“A folk horror film that really felt like it was made by the folk.” That’s how filmmaker Charles Pieper (“Malacostraca”) describes Leptirica on Letterboxd, going on to compare it to “a very laid back version of Viy, sans that film’s spectacular visuals.”
He’s not wrong about either assessment. When your 63-minute film can accurately be described as a “slow burn,” you know that things are burning quite slowly indeed. In fact, Leptirica would barely qualify as horror at all were it not for the folkloric vampire that serves as the film’s crux.
The First Serbian Horror Film
Made in 1973, Leptirica is considered the first Serbian horror film. It was shot in and around the village of Zelinje, in what is today Bosnia and Herzegovina. A place that, in 2013, had a population of less than 425 people. The mill that sits at the heart of the plot is supposedly still there, to this day.
And in many ways, the location is Leptirica’s best (and very nearly only) special effect. Everything looks and feels remarkably natural and lovely. The soundtrack of the film is filled with chanting songs but also the sounds of rural life. The calls of birds, the jingling of sheep bells, the wind in the trees, and the grinding of the mill itself.
The plot concerns a watermill that grinds all the wheat for a village. Over recent months, the mill has lost four workers, all of them victims of what seems to be a vampire who the locals believe was a “horrible” man who lived over a hundred years ago. The vampire appears to us in the audience early on, as we see it slay the most recent of its victims. Hairy, covered in a black cloak, and with a mouth full of fangs, it doesn’t look much like the debonair vampires that we’re used to after Dracula.
This is, in part, because the vampire here is much more folkloric than gothic. The locals are as likely to call it a werewolf as a vampire, and it seems to have elements of both. When they finally track down its grave, they do so by letting a black stallion show them where it is, and when they drive a stake into the coffin, a butterfly escapes.
While we’re accustomed to associating vampires with bats, Serbian vampire lore specifically links vampires with butterflies and moths. When a vampire is slain, the butterfly that represents its soul must also be caught and burned, or else it can go on to plague other victims.
Indeed, that is just what happens in the 1880 novel on which this movie is based. After Ninety Years was written by Milovan Glisic and the movie follows its plot remarkably closely, at least until the ending. The book ends with a fairy-tale happy ending, even if the butterfly escapes and kills “several children before finally disappearing from the region.” The ending of the movie is more ambiguous but certainly less happy.
A Pastoral Gothic
All of this vampire stuff makes up only a small portion of the film’s very brief running time, however.

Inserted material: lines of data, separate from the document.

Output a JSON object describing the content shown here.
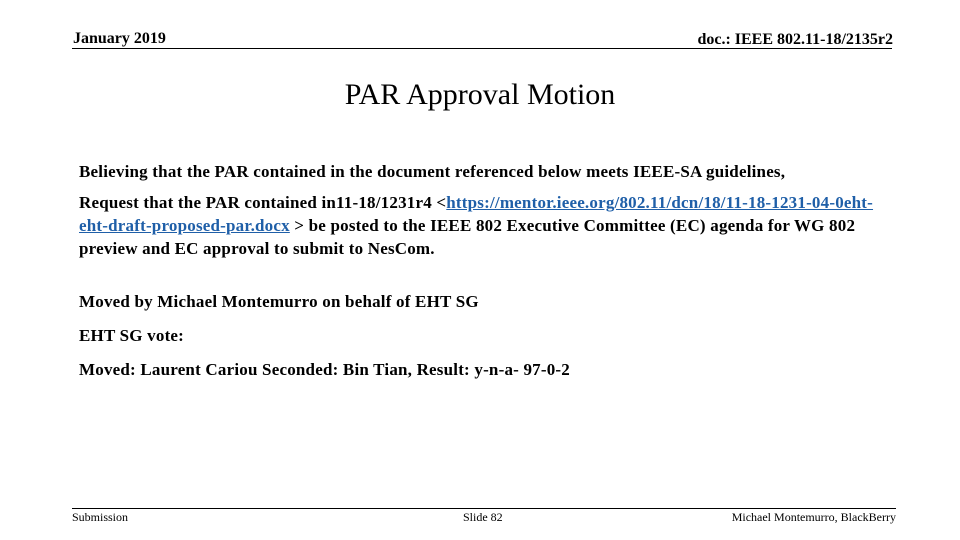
{
  "header": {
    "date": "January 2019",
    "doc_id": "doc.: IEEE 802.11-18/2135r2"
  },
  "title": "PAR Approval Motion",
  "body": {
    "para1": "Believing that the PAR contained in the document referenced below meets IEEE-SA guidelines,",
    "para2_prefix": "Request that the PAR contained in11-18/1231r4 <",
    "para2_link": "https://mentor.ieee.org/802.11/dcn/18/11-18-1231-04-0eht-eht-draft-proposed-par.docx",
    "para2_suffix": " > be posted to the IEEE 802 Executive Committee (EC) agenda for WG 802 preview and EC approval to submit to NesCom.",
    "moved_by": "Moved by Michael Montemurro on behalf of EHT SG",
    "vote_label": "EHT SG vote:",
    "vote_result": "Moved: Laurent Cariou Seconded: Bin Tian, Result: y-n-a- 97-0-2"
  },
  "footer": {
    "left": "Submission",
    "center": "Slide 82",
    "right": "Michael Montemurro, BlackBerry"
  },
  "colors": {
    "link": "#1f5fa8"
  }
}
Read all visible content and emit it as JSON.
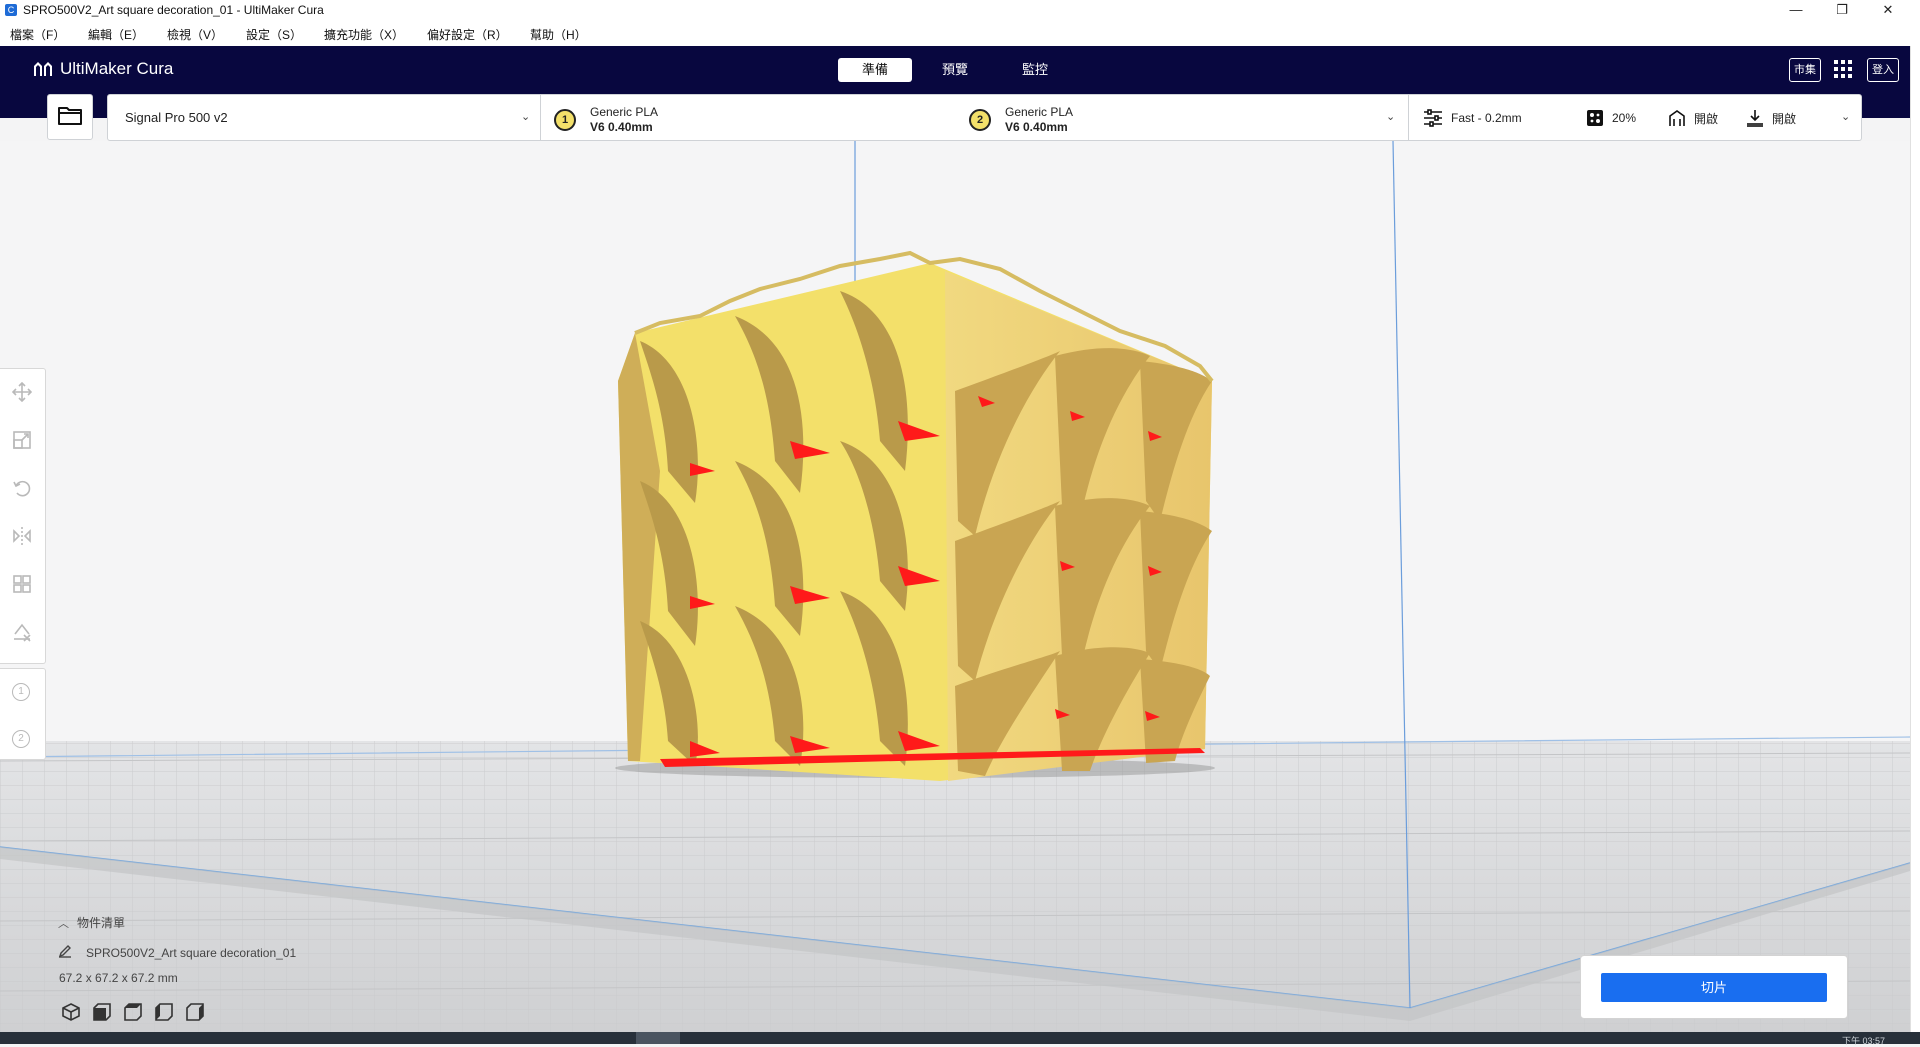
{
  "window": {
    "title": "SPRO500V2_Art square decoration_01 - UltiMaker Cura",
    "app_icon": "C",
    "controls": [
      "—",
      "❐",
      "✕"
    ]
  },
  "menu": [
    "檔案（F）",
    "編輯（E）",
    "檢視（V）",
    "設定（S）",
    "擴充功能（X）",
    "偏好設定（R）",
    "幫助（H）"
  ],
  "header": {
    "brand": "UltiMaker Cura",
    "tabs": [
      "準備",
      "預覽",
      "監控"
    ],
    "active_tab": "準備",
    "marketplace": "市集",
    "signin": "登入",
    "bg_color": "#08073f"
  },
  "printer": {
    "name": "Signal Pro 500 v2"
  },
  "extruders": [
    {
      "num": "1",
      "material": "Generic PLA",
      "nozzle": "V6 0.40mm"
    },
    {
      "num": "2",
      "material": "Generic PLA",
      "nozzle": "V6 0.40mm"
    }
  ],
  "print_settings": {
    "profile": "Fast - 0.2mm",
    "infill": "20%",
    "support": "開啟",
    "adhesion": "開啟"
  },
  "object_list": {
    "header": "物件清單",
    "object_name": "SPRO500V2_Art square decoration_01",
    "dimensions": "67.2 x 67.2 x 67.2 mm"
  },
  "slice": {
    "label": "切片",
    "color": "#196ef0"
  },
  "status": {
    "time": "下午 03:57"
  },
  "model": {
    "face_color": "#f3e06a",
    "overhang_color": "#ff1a1a"
  }
}
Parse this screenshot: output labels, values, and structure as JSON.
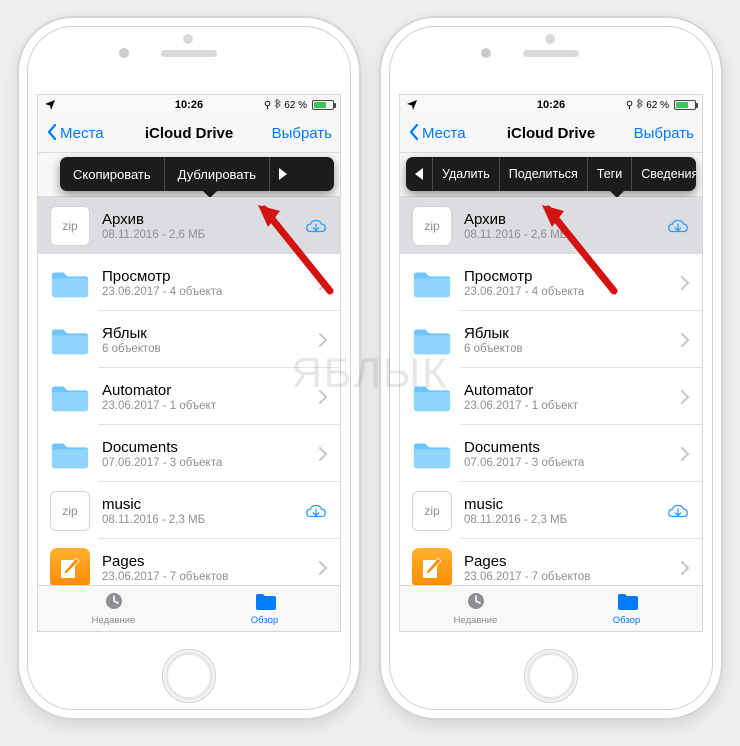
{
  "statusbar": {
    "time": "10:26",
    "battery": "62 %"
  },
  "nav": {
    "back": "Места",
    "title": "iCloud Drive",
    "select": "Выбрать"
  },
  "ctx_page1": {
    "copy": "Скопировать",
    "duplicate": "Дублировать"
  },
  "ctx_page2": {
    "delete": "Удалить",
    "share": "Поделиться",
    "tags": "Теги",
    "info": "Сведения"
  },
  "files": [
    {
      "name": "Архив",
      "sub": "08.11.2016 - 2,6 МБ",
      "kind": "zip",
      "cloud": true,
      "selected": true
    },
    {
      "name": "Просмотр",
      "sub": "23.06.2017 - 4 объекта",
      "kind": "folder",
      "badge": "preview"
    },
    {
      "name": "Яблык",
      "sub": "6 объектов",
      "kind": "folder"
    },
    {
      "name": "Automator",
      "sub": "23.06.2017 - 1 объект",
      "kind": "folder",
      "badge": "robot"
    },
    {
      "name": "Documents",
      "sub": "07.06.2017 - 3 объекта",
      "kind": "folder"
    },
    {
      "name": "music",
      "sub": "08.11.2016 - 2,3 МБ",
      "kind": "zip",
      "cloud": true
    },
    {
      "name": "Pages",
      "sub": "23.06.2017 - 7 объектов",
      "kind": "pages"
    }
  ],
  "tabs": {
    "recent": "Недавние",
    "browse": "Обзор"
  },
  "watermark": "ЯБЛЫК"
}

It is far more concerned with its subplot, in which a poor young man in the village wants to marry the lovely daughter of a wealthy local “grouch,” who refuses him because he is a pauper. Like Viy, which we already mentioned and which we will be addressing more fully in a future column, this is as much pastoral comedy as gothic horror – more, in fact, in this case.
While there is certainly atmosphere in Leptirica, it is never gothic. Much of the film takes place in bright sunlight, and even the nighttime scenes are obviously day-for-night. What’s more, there is no real attempt at tension or thrills. This is a comedy with a horror plot, the jokes almost all surrounding the band of farmers who, often drinking, make bumbling and cowardly attempts to rid the mill of its vampiric menace so they can go back to grinding their wheat in peace.
There’s an interview with the director on the Blu-ray included with the set, but I haven’t watched it yet. Still, it’s hard to imagine that Dorde Kadijevic hadn’t seen Viy when he made Leptirica. There are scenes, especially in the film’s climax, that are lifted straight from that picture. (He also remade Viy years later in 1990, as A Holy Place.) But while Viy employs many of the same elements of pastoral comedy that are found here, it is much more emphatically a folk horror picture than Leptirica.
Indeed, what makes this movie stand out isn’t any of its horror elements. What really sells Leptirica is that sense of place, that connection to the land and the people who live there. It feels real and natural, in a way that only regional horror films – folk or otherwise – ever manage. And while Leptirica may not be terribly atmospheric in a horror sense, that connection to the land and the people are a key part of folk horror, pretty much regardless of what definition you’re using.
Besides his work as Monster Ambassador here at Signal Horizon, Orrin Grey is the author of several books about monsters, ghosts, and sometimes the ghosts of monsters, and a film writer with bylines at Unwinnable and others. His stories have appeared in dozens of anthologies, including Ellen Datlow’s Best Horror of the Year and he is the author of two collections of essays on vintage horror film.